*** Begin section ***
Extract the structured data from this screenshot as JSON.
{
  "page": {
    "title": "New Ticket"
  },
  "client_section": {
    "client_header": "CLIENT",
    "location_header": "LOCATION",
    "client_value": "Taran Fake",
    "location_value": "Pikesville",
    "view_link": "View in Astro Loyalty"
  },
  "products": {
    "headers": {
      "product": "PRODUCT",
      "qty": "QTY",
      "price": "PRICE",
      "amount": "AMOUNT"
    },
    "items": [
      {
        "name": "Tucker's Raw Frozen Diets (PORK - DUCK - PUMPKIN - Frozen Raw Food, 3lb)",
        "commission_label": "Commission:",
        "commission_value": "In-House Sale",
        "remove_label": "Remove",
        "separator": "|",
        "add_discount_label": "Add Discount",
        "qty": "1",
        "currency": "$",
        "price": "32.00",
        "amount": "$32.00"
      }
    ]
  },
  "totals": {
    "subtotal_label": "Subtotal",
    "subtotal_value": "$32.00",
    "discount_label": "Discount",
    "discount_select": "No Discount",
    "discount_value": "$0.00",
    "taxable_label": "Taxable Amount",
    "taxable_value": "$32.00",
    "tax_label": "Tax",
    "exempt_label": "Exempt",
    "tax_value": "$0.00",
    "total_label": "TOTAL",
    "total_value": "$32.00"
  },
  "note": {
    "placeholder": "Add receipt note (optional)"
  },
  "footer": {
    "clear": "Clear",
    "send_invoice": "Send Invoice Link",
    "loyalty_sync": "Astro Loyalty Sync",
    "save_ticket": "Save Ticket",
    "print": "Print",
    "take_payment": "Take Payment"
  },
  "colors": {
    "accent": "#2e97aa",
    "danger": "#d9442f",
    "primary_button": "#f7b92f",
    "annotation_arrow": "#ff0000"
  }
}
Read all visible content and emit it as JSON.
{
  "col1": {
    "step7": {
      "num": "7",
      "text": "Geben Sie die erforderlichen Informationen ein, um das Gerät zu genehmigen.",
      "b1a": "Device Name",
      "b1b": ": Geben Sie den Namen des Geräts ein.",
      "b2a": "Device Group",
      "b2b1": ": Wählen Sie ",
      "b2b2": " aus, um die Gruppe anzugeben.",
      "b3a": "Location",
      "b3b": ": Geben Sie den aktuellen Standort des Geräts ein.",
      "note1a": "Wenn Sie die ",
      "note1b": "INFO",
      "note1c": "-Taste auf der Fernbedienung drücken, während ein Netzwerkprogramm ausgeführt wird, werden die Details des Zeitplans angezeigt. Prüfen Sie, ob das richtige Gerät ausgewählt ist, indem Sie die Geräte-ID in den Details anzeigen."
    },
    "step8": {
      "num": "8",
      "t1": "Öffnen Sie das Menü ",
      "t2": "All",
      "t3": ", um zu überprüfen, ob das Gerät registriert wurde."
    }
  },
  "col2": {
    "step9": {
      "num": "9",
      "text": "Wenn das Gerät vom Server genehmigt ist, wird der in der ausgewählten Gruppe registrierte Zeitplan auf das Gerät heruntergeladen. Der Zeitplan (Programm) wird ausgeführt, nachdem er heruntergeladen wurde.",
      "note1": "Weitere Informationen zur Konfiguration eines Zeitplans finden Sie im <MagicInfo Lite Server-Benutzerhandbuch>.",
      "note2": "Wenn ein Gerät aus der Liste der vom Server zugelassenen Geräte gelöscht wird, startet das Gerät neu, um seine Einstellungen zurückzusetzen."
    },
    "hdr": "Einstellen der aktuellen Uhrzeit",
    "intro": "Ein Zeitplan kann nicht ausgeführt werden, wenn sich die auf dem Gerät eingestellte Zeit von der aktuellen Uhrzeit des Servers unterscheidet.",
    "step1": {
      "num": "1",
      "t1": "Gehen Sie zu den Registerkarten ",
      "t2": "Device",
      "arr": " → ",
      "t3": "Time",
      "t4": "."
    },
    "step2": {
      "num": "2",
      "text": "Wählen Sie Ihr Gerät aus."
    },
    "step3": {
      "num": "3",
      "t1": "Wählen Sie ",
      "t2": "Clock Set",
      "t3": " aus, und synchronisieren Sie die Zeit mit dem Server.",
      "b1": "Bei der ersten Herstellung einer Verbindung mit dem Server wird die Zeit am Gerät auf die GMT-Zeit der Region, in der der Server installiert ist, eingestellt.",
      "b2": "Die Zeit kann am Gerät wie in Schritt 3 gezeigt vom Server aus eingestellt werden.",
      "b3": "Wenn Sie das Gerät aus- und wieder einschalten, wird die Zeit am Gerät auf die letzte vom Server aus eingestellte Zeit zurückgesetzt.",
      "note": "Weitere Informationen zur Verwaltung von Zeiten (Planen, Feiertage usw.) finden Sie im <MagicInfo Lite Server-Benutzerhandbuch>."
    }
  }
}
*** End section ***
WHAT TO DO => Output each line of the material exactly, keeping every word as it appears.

ANSWER TO THE EXERCISE =>
Extract the structured data from this screenshot as JSON.
{
  "page": {
    "title": "New Ticket"
  },
  "client_section": {
    "client_header": "CLIENT",
    "location_header": "LOCATION",
    "client_value": "Taran Fake",
    "location_value": "Pikesville",
    "view_link": "View in Astro Loyalty"
  },
  "products": {
    "headers": {
      "product": "PRODUCT",
      "qty": "QTY",
      "price": "PRICE",
      "amount": "AMOUNT"
    },
    "items": [
      {
        "name": "Tucker's Raw Frozen Diets (PORK - DUCK - PUMPKIN - Frozen Raw Food, 3lb)",
        "commission_label": "Commission:",
        "commission_value": "In-House Sale",
        "remove_label": "Remove",
        "separator": "|",
        "add_discount_label": "Add Discount",
        "qty": "1",
        "currency": "$",
        "price": "32.00",
        "amount": "$32.00"
      }
    ]
  },
  "totals": {
    "subtotal_label": "Subtotal",
    "subtotal_value": "$32.00",
    "discount_label": "Discount",
    "discount_select": "No Discount",
    "discount_value": "$0.00",
    "taxable_label": "Taxable Amount",
    "taxable_value": "$32.00",
    "tax_label": "Tax",
    "exempt_label": "Exempt",
    "tax_value": "$0.00",
    "total_label": "TOTAL",
    "total_value": "$32.00"
  },
  "note": {
    "placeholder": "Add receipt note (optional)"
  },
  "footer": {
    "clear": "Clear",
    "send_invoice": "Send Invoice Link",
    "loyalty_sync": "Astro Loyalty Sync",
    "save_ticket": "Save Ticket",
    "print": "Print",
    "take_payment": "Take Payment"
  },
  "colors": {
    "accent": "#2e97aa",
    "danger": "#d9442f",
    "primary_button": "#f7b92f",
    "annotation_arrow": "#ff0000"
  }
}
Read all visible content and emit it as JSON.
{
  "col1": {
    "step7": {
      "num": "7",
      "text": "Geben Sie die erforderlichen Informationen ein, um das Gerät zu genehmigen.",
      "b1a": "Device Name",
      "b1b": ": Geben Sie den Namen des Geräts ein.",
      "b2a": "Device Group",
      "b2b1": ": Wählen Sie ",
      "b2b2": " aus, um die Gruppe anzugeben.",
      "b3a": "Location",
      "b3b": ": Geben Sie den aktuellen Standort des Geräts ein.",
      "note1a": "Wenn Sie die ",
      "note1b": "INFO",
      "note1c": "-Taste auf der Fernbedienung drücken, während ein Netzwerkprogramm ausgeführt wird, werden die Details des Zeitplans angezeigt. Prüfen Sie, ob das richtige Gerät ausgewählt ist, indem Sie die Geräte-ID in den Details anzeigen."
    },
    "step8": {
      "num": "8",
      "t1": "Öffnen Sie das Menü ",
      "t2": "All",
      "t3": ", um zu überprüfen, ob das Gerät registriert wurde."
    }
  },
  "col2": {
    "step9": {
      "num": "9",
      "text": "Wenn das Gerät vom Server genehmigt ist, wird der in der ausgewählten Gruppe registrierte Zeitplan auf das Gerät heruntergeladen. Der Zeitplan (Programm) wird ausgeführt, nachdem er heruntergeladen wurde.",
      "note1": "Weitere Informationen zur Konfiguration eines Zeitplans finden Sie im <MagicInfo Lite Server-Benutzerhandbuch>.",
      "note2": "Wenn ein Gerät aus der Liste der vom Server zugelassenen Geräte gelöscht wird, startet das Gerät neu, um seine Einstellungen zurückzusetzen."
    },
    "hdr": "Einstellen der aktuellen Uhrzeit",
    "intro": "Ein Zeitplan kann nicht ausgeführt werden, wenn sich die auf dem Gerät eingestellte Zeit von der aktuellen Uhrzeit des Servers unterscheidet.",
    "step1": {
      "num": "1",
      "t1": "Gehen Sie zu den Registerkarten ",
      "t2": "Device",
      "arr": " → ",
      "t3": "Time",
      "t4": "."
    },
    "step2": {
      "num": "2",
      "text": "Wählen Sie Ihr Gerät aus."
    },
    "step3": {
      "num": "3",
      "t1": "Wählen Sie ",
      "t2": "Clock Set",
      "t3": " aus, und synchronisieren Sie die Zeit mit dem Server.",
      "b1": "Bei der ersten Herstellung einer Verbindung mit dem Server wird die Zeit am Gerät auf die GMT-Zeit der Region, in der der Server installiert ist, eingestellt.",
      "b2": "Die Zeit kann am Gerät wie in Schritt 3 gezeigt vom Server aus eingestellt werden.",
      "b3": "Wenn Sie das Gerät aus- und wieder einschalten, wird die Zeit am Gerät auf die letzte vom Server aus eingestellte Zeit zurückgesetzt.",
      "note": "Weitere Informationen zur Verwaltung von Zeiten (Planen, Feiertage usw.) finden Sie im <MagicInfo Lite Server-Benutzerhandbuch>."
    }
  }
}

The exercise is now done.